Thanks for stopping by! You might be wondering how I became a UX designer. Well, pull up a chair!
I've always liked to tell stories and communicate ideas, which I did for many years as a cartoonist and illustrator. These fields require an exceptional degree of precision, as well as effective and engaging communication skills. And when a local art department called for a designer, these skills served me well for many years.
As time went on, I wanted to grow as a designer. As I began to research how to improve my design chops, I discovered that the designers I most admired were in UX. The more I looked into it, the more I was drawn to the emphasis on storytelling that other design fields lack, as well as the empathy inherent in UX design. It became inevitable at that point that I would be UX designer.
If this story has moved you, feel free to email me. If you resist its poignancy, still email me, please.
More about me
Comics and Illustration

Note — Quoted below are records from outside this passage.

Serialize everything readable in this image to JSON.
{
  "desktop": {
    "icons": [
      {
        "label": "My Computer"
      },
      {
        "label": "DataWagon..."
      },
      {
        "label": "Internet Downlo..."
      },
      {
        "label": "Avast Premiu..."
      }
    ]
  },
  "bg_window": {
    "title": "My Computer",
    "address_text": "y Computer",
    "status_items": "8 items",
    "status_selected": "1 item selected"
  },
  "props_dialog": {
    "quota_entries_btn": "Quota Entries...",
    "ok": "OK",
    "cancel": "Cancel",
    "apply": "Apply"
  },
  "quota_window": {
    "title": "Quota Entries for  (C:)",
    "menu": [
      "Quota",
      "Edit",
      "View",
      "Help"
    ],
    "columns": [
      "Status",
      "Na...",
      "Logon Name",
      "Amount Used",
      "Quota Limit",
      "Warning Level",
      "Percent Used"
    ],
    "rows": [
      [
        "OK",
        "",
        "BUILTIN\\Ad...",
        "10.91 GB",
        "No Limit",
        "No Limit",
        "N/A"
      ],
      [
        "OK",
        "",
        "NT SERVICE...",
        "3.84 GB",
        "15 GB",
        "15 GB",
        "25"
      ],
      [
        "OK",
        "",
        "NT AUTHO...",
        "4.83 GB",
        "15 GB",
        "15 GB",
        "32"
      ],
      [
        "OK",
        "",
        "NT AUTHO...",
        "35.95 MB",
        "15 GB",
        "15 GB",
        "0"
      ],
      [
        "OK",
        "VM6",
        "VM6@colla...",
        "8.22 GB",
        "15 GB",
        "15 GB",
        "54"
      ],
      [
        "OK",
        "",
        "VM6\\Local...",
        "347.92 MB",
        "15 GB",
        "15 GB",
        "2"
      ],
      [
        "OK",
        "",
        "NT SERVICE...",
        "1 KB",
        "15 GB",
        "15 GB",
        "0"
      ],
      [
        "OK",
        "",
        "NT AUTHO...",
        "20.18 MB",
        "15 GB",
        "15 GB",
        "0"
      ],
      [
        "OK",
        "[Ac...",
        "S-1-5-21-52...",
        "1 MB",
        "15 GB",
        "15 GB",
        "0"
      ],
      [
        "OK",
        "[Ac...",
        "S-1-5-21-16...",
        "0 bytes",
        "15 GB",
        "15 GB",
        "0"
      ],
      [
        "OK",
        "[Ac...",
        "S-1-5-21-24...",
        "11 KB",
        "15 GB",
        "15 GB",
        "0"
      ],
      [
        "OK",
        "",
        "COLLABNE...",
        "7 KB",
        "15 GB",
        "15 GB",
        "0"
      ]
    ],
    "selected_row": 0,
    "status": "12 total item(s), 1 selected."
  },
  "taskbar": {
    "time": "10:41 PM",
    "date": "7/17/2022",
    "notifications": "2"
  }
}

Before coming to UX, I was a freelance illustrator, designer, and cartoonist. While UX is my main squeeze these days, I still enjoy drawing and working on comics in my spare time. Here's a sampling of some of my past work.
Some ideas are too good to let go, even if there's not a strictly-speaking "practical purpose".
I often hear the phases "awesome", "rad", or "cowabunga". Until now, these were purely subjective assessments of what is known as cool. But rest assured, gentle reader, that coolness has been rendered very much objective by my app The Coolculator. Using a very reasonable, heavily-"researched" metric, any user will be able to asses the coolness of themselves, loved ones, and co-workers.
Below, you can see the the prototype Coolculator being used by someone who is cool.